A third ground taken again the sheriff was, that the bailiff said the money should be fortli-coming. This was the declaration of the bailiff, and not one of his acts on behalf of his. principal, the sheriff, .and I know of no law which says the sheriff shall be liable for the words of a bailiff, further than us they are evidence of some act done by him in the line of his duty; now this declaration was not evincive of any act done by the bailiff', only that the money should be forth-coming. Make the most of it and it cannot amount to more than a promise on the part of the bailiff, that the money should be forth-coining. This might be construed into a promise on his part to bind him. but it cannot bind the sheriff. If he had said, he had received the money or that he had effects in his hands from which tlj.e-*364ínoliey could be raised to satisfy the debt, it might have bound the sheriff. But if you connect this declaration of the bailiff with former proceedings in making a levy on the goods in defendant’s store on the fi. fa. it might be very naturally and reasonably construed into an opinion or belief that there would be enough of goods and effects to raise the money and pay off the debt, and this was previous to the sale of the goods" and any knowledge of their produce, and this appears to me to be the just inference from his declaration. Upon the whole, in whatever light this case can be viewed, 1 am of opinion that the sheriff is not liable for this debt, and that there ought to be a new trial.

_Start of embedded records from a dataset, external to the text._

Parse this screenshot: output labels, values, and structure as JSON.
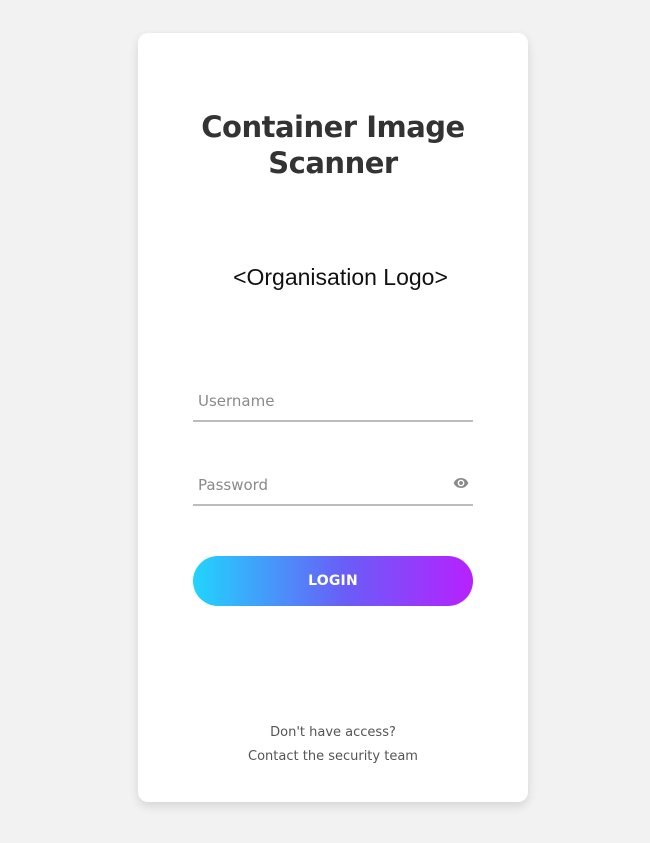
{
  "app": {
    "title": "Container Image Scanner",
    "logo_placeholder": "<Organisation Logo>"
  },
  "form": {
    "username": {
      "placeholder": "Username",
      "value": ""
    },
    "password": {
      "placeholder": "Password",
      "value": "",
      "toggle_icon": "eye-icon"
    },
    "login_label": "LOGIN"
  },
  "footer": {
    "question": "Don't have access?",
    "contact_link": "Contact the security team"
  },
  "colors": {
    "background": "#f2f2f2",
    "card": "#ffffff",
    "title": "#333333",
    "gradient_start": "#21d4fd",
    "gradient_end": "#b721ff",
    "input_border": "#bcbcbc"
  }
}
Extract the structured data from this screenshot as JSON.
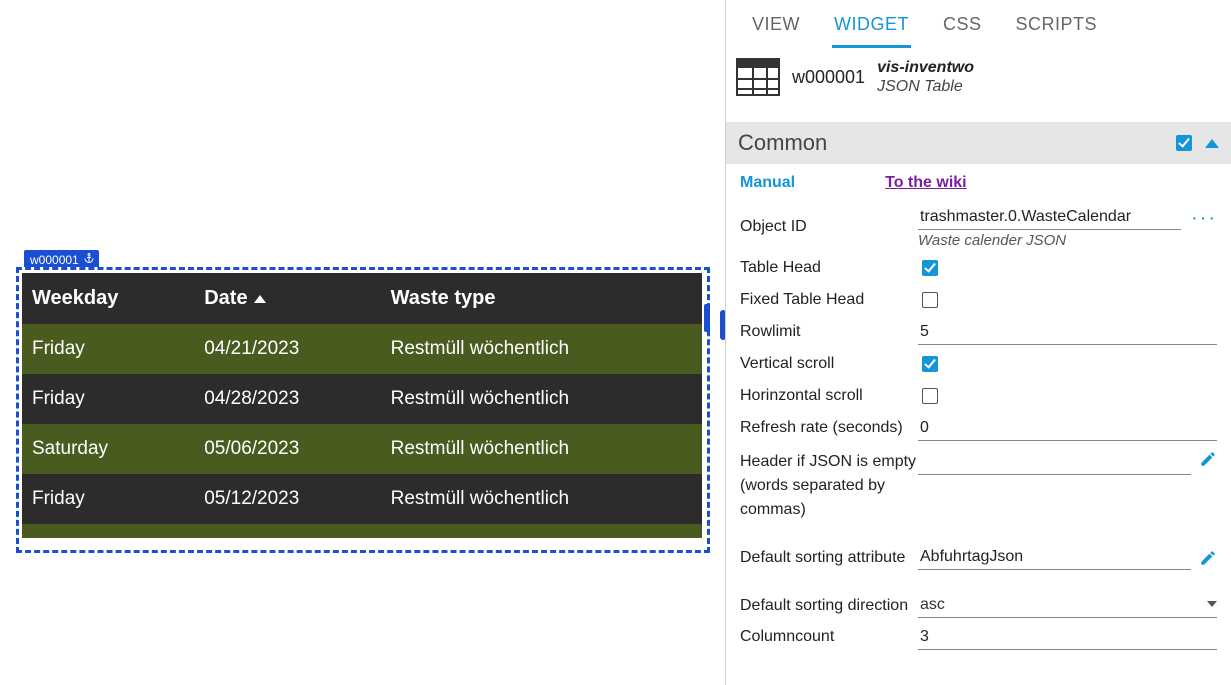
{
  "canvas": {
    "widget_tag": "w000001",
    "table": {
      "headers": [
        "Weekday",
        "Date",
        "Waste type"
      ],
      "sort_col_index": 1,
      "rows": [
        {
          "cells": [
            "Friday",
            "04/21/2023",
            "Restmüll wöchentlich"
          ],
          "cls": "row-olive"
        },
        {
          "cells": [
            "Friday",
            "04/28/2023",
            "Restmüll wöchentlich"
          ],
          "cls": "row-dark"
        },
        {
          "cells": [
            "Saturday",
            "05/06/2023",
            "Restmüll wöchentlich"
          ],
          "cls": "row-olive"
        },
        {
          "cells": [
            "Friday",
            "05/12/2023",
            "Restmüll wöchentlich"
          ],
          "cls": "row-dark"
        }
      ]
    }
  },
  "panel": {
    "tabs": {
      "view": "VIEW",
      "widget": "WIDGET",
      "css": "CSS",
      "scripts": "SCRIPTS",
      "active": "widget"
    },
    "widget_info": {
      "id": "w000001",
      "brand": "vis-inventwo",
      "type": "JSON Table"
    },
    "section_title": "Common",
    "manual_label": "Manual",
    "wiki_link": "To the wiki",
    "props": {
      "object_id": {
        "label": "Object ID",
        "value": "trashmaster.0.WasteCalendar",
        "helper": "Waste calender JSON"
      },
      "table_head": {
        "label": "Table Head",
        "checked": true
      },
      "fixed_table_head": {
        "label": "Fixed Table Head",
        "checked": false
      },
      "rowlimit": {
        "label": "Rowlimit",
        "value": "5"
      },
      "vertical_scroll": {
        "label": "Vertical scroll",
        "checked": true
      },
      "horizontal_scroll": {
        "label": "Horinzontal scroll",
        "checked": false
      },
      "refresh_rate": {
        "label": "Refresh rate (seconds)",
        "value": "0"
      },
      "header_empty": {
        "label": "Header if JSON is empty (words separated by commas)",
        "value": ""
      },
      "default_sort_attr": {
        "label": "Default sorting attribute",
        "value": "AbfuhrtagJson"
      },
      "default_sort_dir": {
        "label": "Default sorting direction",
        "value": "asc"
      },
      "columncount": {
        "label": "Columncount",
        "value": "3"
      }
    }
  }
}
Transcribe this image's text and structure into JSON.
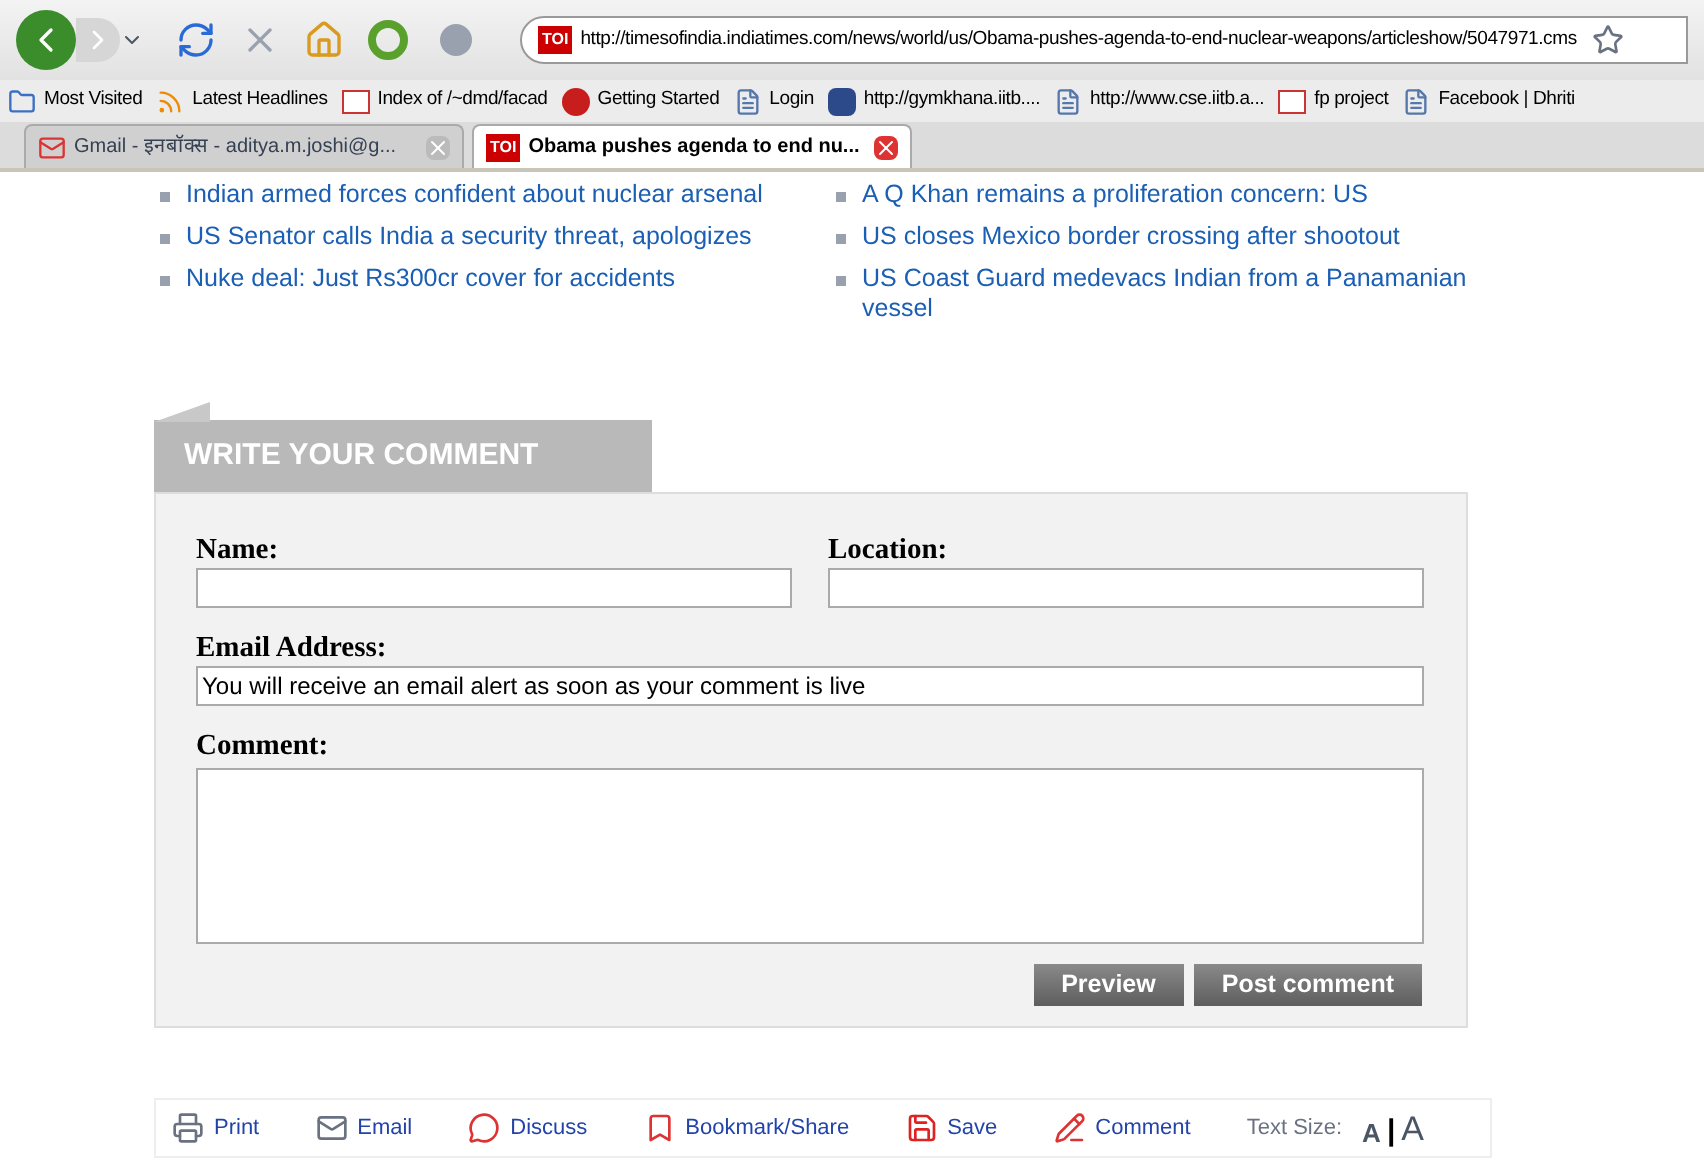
{
  "browser": {
    "url": "http://timesofindia.indiatimes.com/news/world/us/Obama-pushes-agenda-to-end-nuclear-weapons/articleshow/5047971.cms",
    "bookmarks": [
      {
        "label": "Most Visited",
        "kind": "folder"
      },
      {
        "label": "Latest Headlines",
        "kind": "feed"
      },
      {
        "label": "Index of /~dmd/facad",
        "kind": "site"
      },
      {
        "label": "Getting Started",
        "kind": "fox"
      },
      {
        "label": "Login",
        "kind": "page"
      },
      {
        "label": "http://gymkhana.iitb....",
        "kind": "iitb"
      },
      {
        "label": "http://www.cse.iitb.a...",
        "kind": "page"
      },
      {
        "label": "fp project",
        "kind": "site"
      },
      {
        "label": "Facebook | Dhriti",
        "kind": "page"
      }
    ],
    "tabs": [
      {
        "label": "Gmail - इनबॉक्स - aditya.m.joshi@g...",
        "kind": "mail",
        "selected": false
      },
      {
        "label": "Obama pushes agenda to end nu...",
        "kind": "toi",
        "favicon": "TOI",
        "selected": true
      }
    ],
    "favicon": "TOI"
  },
  "related_links": [
    [
      "Indian armed forces confident about nuclear arsenal",
      "US Senator calls India a security threat, apologizes",
      "Nuke deal: Just Rs300cr cover for accidents"
    ],
    [
      "A Q Khan remains a proliferation concern: US",
      "US closes Mexico border crossing after shootout",
      "US Coast Guard medevacs Indian from a Panamanian vessel"
    ]
  ],
  "comment_form": {
    "title": "WRITE YOUR COMMENT",
    "name_label": "Name:",
    "location_label": "Location:",
    "email_label": "Email Address:",
    "email_value": "You will receive an email alert as soon as your comment is live",
    "comment_label": "Comment:",
    "buttons": [
      "Preview",
      "Post comment"
    ]
  },
  "share_bar": {
    "items": [
      {
        "label": "Print",
        "kind": "print"
      },
      {
        "label": "Email",
        "kind": "email"
      },
      {
        "label": "Discuss",
        "kind": "discuss"
      },
      {
        "label": "Bookmark/Share",
        "kind": "bookmark"
      },
      {
        "label": "Save",
        "kind": "save"
      },
      {
        "label": "Comment",
        "kind": "comment"
      }
    ],
    "text_size_label": "Text Size:",
    "small_a": "A",
    "separator": "|",
    "large_a": "A"
  }
}
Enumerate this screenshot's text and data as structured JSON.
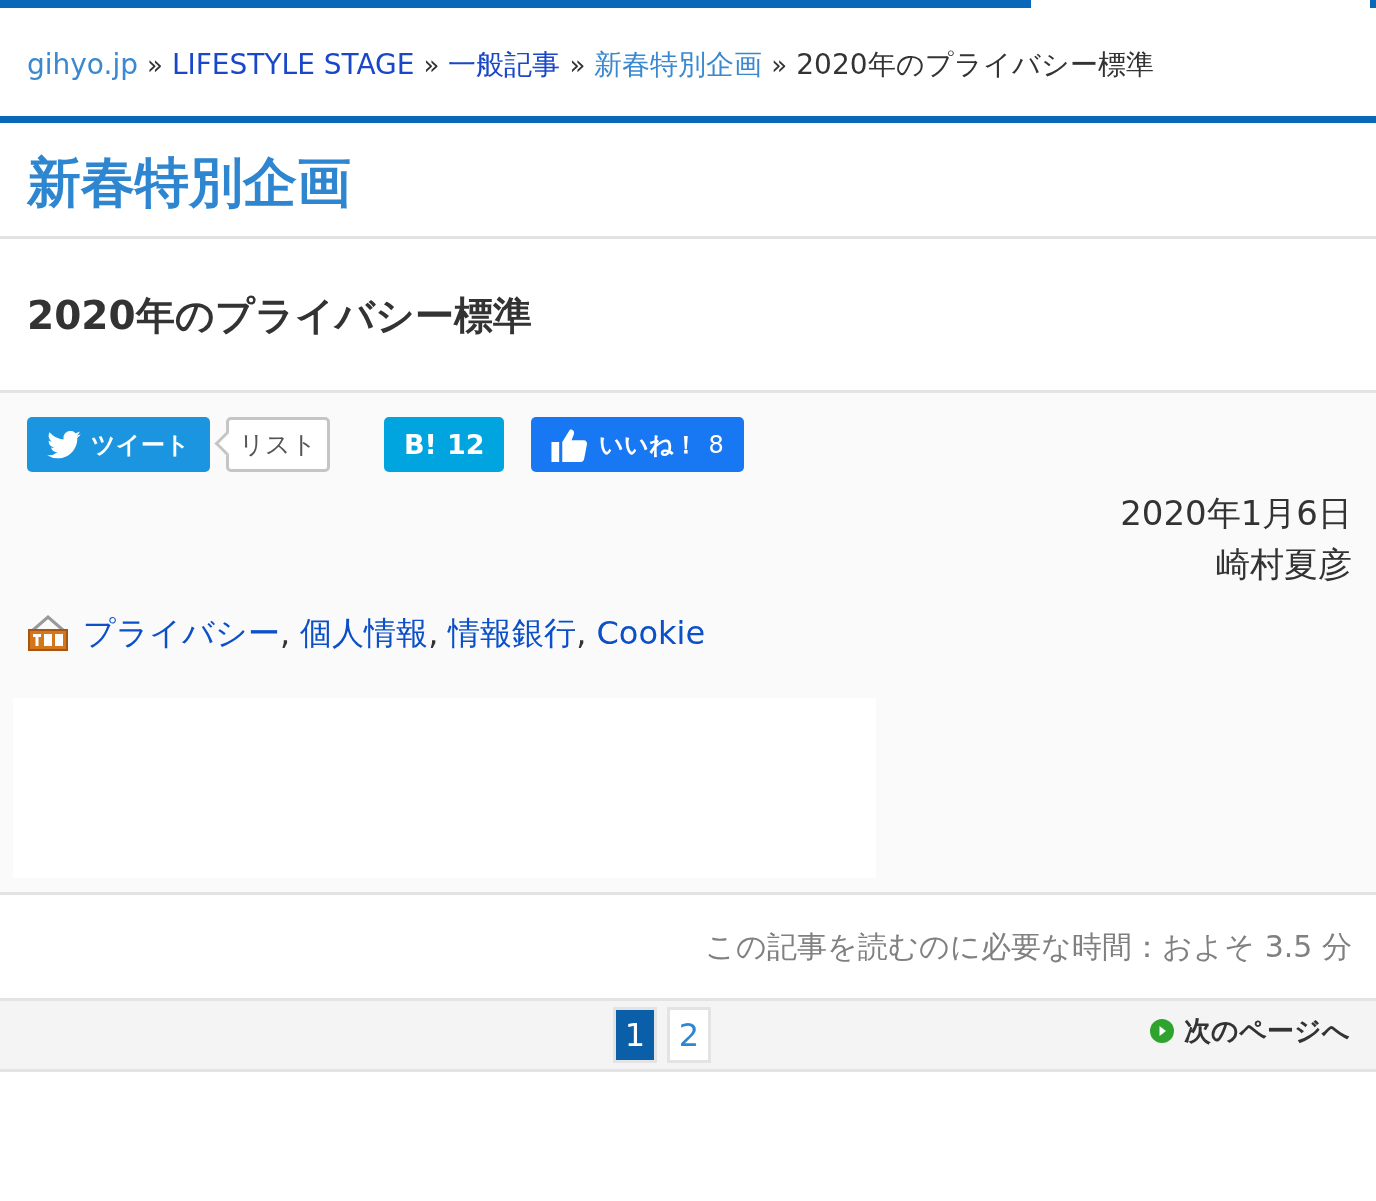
{
  "breadcrumb": [
    {
      "label": "gihyo.jp",
      "color": "#3a88d0"
    },
    {
      "label": "LIFESTYLE STAGE",
      "color": "#1a47c8"
    },
    {
      "label": "一般記事",
      "color": "#1a47c8"
    },
    {
      "label": "新春特別企画",
      "color": "#3a88d0"
    },
    {
      "label": "2020年のプライバシー標準",
      "color": "#333333"
    }
  ],
  "breadcrumb_separator": "»",
  "series_title": "新春特別企画",
  "article_title": "2020年のプライバシー標準",
  "share": {
    "tweet": "ツイート",
    "list": "リスト",
    "hatena_label": "B!",
    "hatena_count": "12",
    "like_label": "いいね！",
    "like_count": "8"
  },
  "date": "2020年1月6日",
  "author": "崎村夏彦",
  "tags": [
    {
      "label": "プライバシー"
    },
    {
      "label": "個人情報"
    },
    {
      "label": "情報銀行"
    },
    {
      "label": "Cookie"
    }
  ],
  "tag_separator": ",",
  "reading_time": "この記事を読むのに必要な時間：およそ 3.5 分",
  "pages": [
    {
      "label": "1",
      "selected": true
    },
    {
      "label": "2",
      "selected": false
    }
  ],
  "next_page": "次のページへ"
}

Delessieline, for the motion. I ClarJce, contra.

We concur in this opinion on the ground that the sheriff was required to have the body at the return of the writ, and as the defendant died before that time, the sheriff was exonerated.

JYott, and Ganti, justices.